Problem to work on: For the string "donation", search the entries below and copy every line where it appears.

______________________________

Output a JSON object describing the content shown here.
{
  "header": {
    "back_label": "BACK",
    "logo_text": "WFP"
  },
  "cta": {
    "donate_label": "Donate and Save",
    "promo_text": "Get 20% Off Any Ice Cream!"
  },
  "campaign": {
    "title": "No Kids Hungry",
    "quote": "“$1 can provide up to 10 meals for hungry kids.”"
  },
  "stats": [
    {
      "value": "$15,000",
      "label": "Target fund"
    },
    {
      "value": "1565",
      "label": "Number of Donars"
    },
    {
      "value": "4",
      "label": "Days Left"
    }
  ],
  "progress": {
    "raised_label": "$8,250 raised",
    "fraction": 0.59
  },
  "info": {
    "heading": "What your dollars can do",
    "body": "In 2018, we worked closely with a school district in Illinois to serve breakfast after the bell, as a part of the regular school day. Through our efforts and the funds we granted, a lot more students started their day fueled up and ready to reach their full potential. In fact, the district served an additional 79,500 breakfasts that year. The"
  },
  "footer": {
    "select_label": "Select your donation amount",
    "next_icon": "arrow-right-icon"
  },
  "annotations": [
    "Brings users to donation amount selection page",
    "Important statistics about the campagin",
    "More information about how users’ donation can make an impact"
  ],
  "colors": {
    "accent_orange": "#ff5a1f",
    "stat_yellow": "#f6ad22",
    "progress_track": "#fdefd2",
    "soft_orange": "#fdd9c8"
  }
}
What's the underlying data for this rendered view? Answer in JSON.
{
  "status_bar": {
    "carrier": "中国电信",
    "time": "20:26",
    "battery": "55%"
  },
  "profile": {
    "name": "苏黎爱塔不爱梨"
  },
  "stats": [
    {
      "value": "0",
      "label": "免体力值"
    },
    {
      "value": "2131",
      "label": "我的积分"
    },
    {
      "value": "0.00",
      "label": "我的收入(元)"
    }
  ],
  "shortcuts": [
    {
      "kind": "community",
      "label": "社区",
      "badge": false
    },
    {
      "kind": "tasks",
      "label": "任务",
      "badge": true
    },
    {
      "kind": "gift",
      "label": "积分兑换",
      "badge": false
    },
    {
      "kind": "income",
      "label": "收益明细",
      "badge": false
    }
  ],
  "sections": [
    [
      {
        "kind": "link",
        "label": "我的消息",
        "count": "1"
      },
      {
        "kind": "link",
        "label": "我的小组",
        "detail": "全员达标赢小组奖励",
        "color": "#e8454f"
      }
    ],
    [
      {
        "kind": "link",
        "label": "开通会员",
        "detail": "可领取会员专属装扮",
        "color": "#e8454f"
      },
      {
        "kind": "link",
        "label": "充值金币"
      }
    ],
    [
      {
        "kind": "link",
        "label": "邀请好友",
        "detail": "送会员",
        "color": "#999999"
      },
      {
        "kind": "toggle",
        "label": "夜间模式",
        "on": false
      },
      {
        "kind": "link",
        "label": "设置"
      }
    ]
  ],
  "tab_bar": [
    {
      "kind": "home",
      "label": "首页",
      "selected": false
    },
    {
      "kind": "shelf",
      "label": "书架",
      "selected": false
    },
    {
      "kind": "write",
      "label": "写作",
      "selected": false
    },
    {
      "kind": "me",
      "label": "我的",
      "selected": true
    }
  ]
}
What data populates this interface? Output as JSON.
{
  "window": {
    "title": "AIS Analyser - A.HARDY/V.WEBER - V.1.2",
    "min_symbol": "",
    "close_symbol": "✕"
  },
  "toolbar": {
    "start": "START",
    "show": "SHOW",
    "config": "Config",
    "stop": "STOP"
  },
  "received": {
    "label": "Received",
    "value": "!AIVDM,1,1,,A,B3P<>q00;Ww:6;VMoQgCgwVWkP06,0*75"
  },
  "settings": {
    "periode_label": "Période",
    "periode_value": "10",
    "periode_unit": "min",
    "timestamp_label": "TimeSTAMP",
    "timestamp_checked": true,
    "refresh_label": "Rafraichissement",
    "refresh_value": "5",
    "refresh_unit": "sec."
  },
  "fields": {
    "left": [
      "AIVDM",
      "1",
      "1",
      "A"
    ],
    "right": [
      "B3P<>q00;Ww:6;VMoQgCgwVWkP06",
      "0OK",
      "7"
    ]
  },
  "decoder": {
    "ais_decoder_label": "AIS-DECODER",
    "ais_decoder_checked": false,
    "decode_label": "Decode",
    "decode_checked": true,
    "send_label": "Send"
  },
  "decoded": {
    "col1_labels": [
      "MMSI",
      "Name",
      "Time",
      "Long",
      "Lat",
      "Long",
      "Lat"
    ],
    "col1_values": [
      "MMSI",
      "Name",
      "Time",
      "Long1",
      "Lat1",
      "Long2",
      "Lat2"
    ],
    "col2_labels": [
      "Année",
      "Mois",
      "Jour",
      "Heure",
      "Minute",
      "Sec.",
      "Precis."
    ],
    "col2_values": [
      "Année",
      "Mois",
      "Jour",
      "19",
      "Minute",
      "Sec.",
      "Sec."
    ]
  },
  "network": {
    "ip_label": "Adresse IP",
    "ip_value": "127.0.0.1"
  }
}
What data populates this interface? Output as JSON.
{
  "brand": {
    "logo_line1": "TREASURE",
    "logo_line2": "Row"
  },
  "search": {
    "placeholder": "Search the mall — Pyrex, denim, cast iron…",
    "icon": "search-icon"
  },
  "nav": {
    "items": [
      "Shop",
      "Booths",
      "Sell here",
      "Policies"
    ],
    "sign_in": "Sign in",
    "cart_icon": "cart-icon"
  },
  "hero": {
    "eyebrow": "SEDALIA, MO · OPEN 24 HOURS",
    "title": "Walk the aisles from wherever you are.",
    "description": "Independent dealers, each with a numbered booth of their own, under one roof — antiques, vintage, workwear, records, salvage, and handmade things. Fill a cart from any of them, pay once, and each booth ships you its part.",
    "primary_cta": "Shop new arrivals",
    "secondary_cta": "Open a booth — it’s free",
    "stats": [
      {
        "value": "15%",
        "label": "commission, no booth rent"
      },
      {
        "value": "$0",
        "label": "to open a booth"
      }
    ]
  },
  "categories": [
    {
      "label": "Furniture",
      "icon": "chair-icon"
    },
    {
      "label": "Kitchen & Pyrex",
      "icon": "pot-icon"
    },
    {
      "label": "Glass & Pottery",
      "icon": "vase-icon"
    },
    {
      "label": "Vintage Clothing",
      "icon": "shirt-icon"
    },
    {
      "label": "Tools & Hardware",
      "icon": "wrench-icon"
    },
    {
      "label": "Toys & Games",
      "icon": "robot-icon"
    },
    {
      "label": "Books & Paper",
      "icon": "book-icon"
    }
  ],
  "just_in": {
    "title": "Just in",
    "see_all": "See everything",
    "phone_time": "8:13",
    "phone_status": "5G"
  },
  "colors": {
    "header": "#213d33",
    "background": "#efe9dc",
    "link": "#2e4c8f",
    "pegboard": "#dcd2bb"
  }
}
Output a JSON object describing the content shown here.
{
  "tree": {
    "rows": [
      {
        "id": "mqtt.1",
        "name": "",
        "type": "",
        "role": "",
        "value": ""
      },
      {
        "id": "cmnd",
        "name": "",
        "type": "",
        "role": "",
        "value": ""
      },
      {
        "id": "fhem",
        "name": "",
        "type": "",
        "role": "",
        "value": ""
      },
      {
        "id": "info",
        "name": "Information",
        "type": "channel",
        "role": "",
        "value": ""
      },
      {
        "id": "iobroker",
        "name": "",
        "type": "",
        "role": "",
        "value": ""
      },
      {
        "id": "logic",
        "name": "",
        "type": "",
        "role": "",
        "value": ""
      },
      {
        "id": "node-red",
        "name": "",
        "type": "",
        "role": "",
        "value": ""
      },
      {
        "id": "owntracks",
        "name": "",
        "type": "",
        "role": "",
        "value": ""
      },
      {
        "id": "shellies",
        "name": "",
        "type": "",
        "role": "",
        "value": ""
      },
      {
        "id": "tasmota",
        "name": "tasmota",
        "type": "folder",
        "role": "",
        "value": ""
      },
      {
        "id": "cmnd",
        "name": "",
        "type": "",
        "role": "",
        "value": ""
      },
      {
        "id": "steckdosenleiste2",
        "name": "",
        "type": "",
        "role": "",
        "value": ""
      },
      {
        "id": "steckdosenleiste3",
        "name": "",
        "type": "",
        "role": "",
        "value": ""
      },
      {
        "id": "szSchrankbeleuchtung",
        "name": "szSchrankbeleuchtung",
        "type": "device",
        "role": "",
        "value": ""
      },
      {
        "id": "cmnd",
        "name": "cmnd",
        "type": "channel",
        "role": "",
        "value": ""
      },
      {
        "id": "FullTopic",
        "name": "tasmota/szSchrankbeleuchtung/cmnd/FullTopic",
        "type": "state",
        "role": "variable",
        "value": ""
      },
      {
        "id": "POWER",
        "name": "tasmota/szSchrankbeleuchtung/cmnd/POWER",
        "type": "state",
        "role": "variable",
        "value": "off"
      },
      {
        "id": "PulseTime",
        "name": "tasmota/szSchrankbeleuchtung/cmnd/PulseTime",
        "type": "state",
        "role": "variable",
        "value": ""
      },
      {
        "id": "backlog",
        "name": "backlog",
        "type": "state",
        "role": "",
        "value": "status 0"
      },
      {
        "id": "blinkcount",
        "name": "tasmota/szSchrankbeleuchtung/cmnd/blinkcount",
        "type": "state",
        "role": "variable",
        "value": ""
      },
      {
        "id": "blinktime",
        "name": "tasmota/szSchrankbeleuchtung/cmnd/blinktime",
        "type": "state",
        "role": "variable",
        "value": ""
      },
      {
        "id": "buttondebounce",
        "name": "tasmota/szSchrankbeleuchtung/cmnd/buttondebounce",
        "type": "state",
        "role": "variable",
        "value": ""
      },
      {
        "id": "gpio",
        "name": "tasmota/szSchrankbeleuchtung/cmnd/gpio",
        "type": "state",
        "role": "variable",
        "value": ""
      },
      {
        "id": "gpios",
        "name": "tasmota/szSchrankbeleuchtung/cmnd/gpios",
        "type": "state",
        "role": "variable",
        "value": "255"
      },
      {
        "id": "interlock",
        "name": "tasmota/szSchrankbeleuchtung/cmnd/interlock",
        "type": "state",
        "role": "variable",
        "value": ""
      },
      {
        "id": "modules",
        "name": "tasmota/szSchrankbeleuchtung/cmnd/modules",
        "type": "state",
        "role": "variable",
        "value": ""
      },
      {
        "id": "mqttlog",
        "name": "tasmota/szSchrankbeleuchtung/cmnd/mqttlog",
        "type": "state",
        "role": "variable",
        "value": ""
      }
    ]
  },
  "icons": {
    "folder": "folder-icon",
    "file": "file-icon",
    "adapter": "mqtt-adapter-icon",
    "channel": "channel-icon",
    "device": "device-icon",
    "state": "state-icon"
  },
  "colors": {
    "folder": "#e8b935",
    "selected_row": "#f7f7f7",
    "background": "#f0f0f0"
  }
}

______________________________

Answer to the problem:
    "select_label": "Select your donation amount",
    "Brings users to donation amount selection page",
    "More information about how users’ donation can make an impact"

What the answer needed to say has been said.